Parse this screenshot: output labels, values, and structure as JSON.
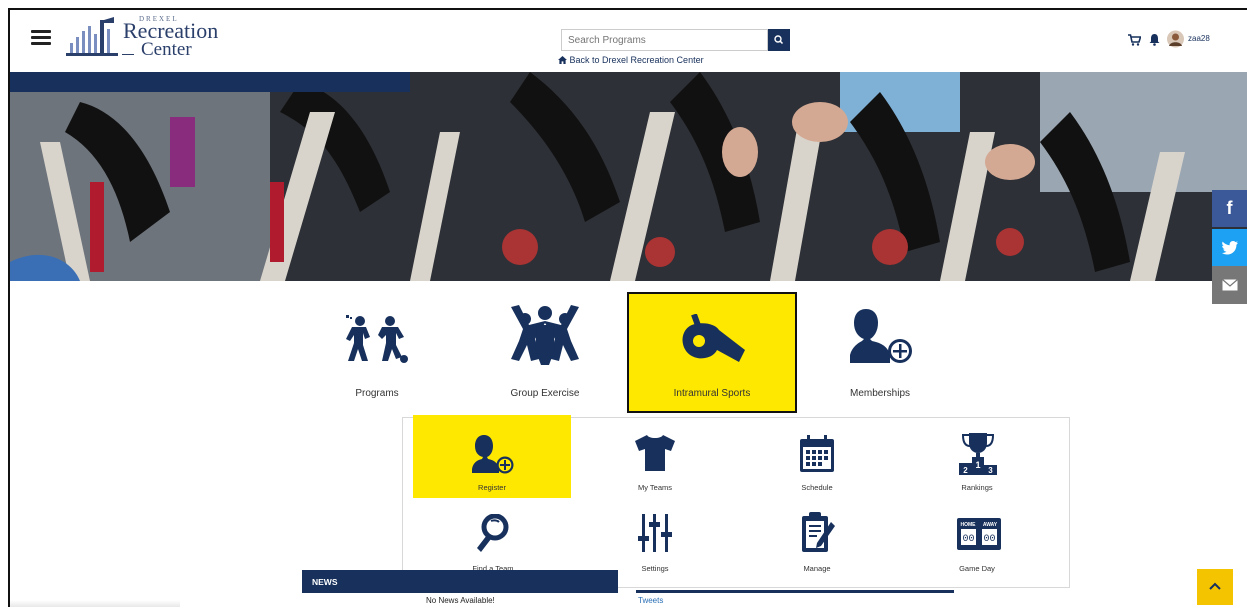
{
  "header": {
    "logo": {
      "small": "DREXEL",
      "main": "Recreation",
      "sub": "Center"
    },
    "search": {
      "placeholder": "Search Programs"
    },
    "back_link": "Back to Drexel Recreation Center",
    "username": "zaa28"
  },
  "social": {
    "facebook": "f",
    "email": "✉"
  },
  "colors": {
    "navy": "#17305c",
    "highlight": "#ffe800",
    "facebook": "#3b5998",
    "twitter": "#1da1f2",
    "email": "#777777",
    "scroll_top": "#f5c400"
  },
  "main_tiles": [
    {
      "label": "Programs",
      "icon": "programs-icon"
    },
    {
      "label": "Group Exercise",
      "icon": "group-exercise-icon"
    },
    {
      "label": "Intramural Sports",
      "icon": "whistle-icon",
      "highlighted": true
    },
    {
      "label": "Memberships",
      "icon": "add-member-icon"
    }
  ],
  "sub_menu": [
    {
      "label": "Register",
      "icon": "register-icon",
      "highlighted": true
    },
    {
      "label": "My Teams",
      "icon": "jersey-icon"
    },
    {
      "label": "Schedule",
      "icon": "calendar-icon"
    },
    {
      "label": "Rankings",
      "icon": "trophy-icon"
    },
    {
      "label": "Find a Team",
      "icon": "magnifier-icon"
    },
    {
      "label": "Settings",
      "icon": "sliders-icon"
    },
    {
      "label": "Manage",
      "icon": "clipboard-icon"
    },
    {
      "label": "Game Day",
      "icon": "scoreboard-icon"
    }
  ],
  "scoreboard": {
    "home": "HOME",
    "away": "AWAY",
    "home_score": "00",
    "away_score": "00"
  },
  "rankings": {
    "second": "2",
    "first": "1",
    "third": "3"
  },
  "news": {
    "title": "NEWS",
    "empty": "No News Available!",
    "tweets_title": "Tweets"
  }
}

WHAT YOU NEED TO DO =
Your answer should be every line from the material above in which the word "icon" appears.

SOLVED EXERCISE =
      "icon": "programs-icon"
      "icon": "group-exercise-icon"
      "icon": "whistle-icon",
      "icon": "add-member-icon"
      "icon": "register-icon",
      "icon": "jersey-icon"
      "icon": "calendar-icon"
      "icon": "trophy-icon"
      "icon": "magnifier-icon"
      "icon": "sliders-icon"
      "icon": "clipboard-icon"
      "icon": "scoreboard-icon"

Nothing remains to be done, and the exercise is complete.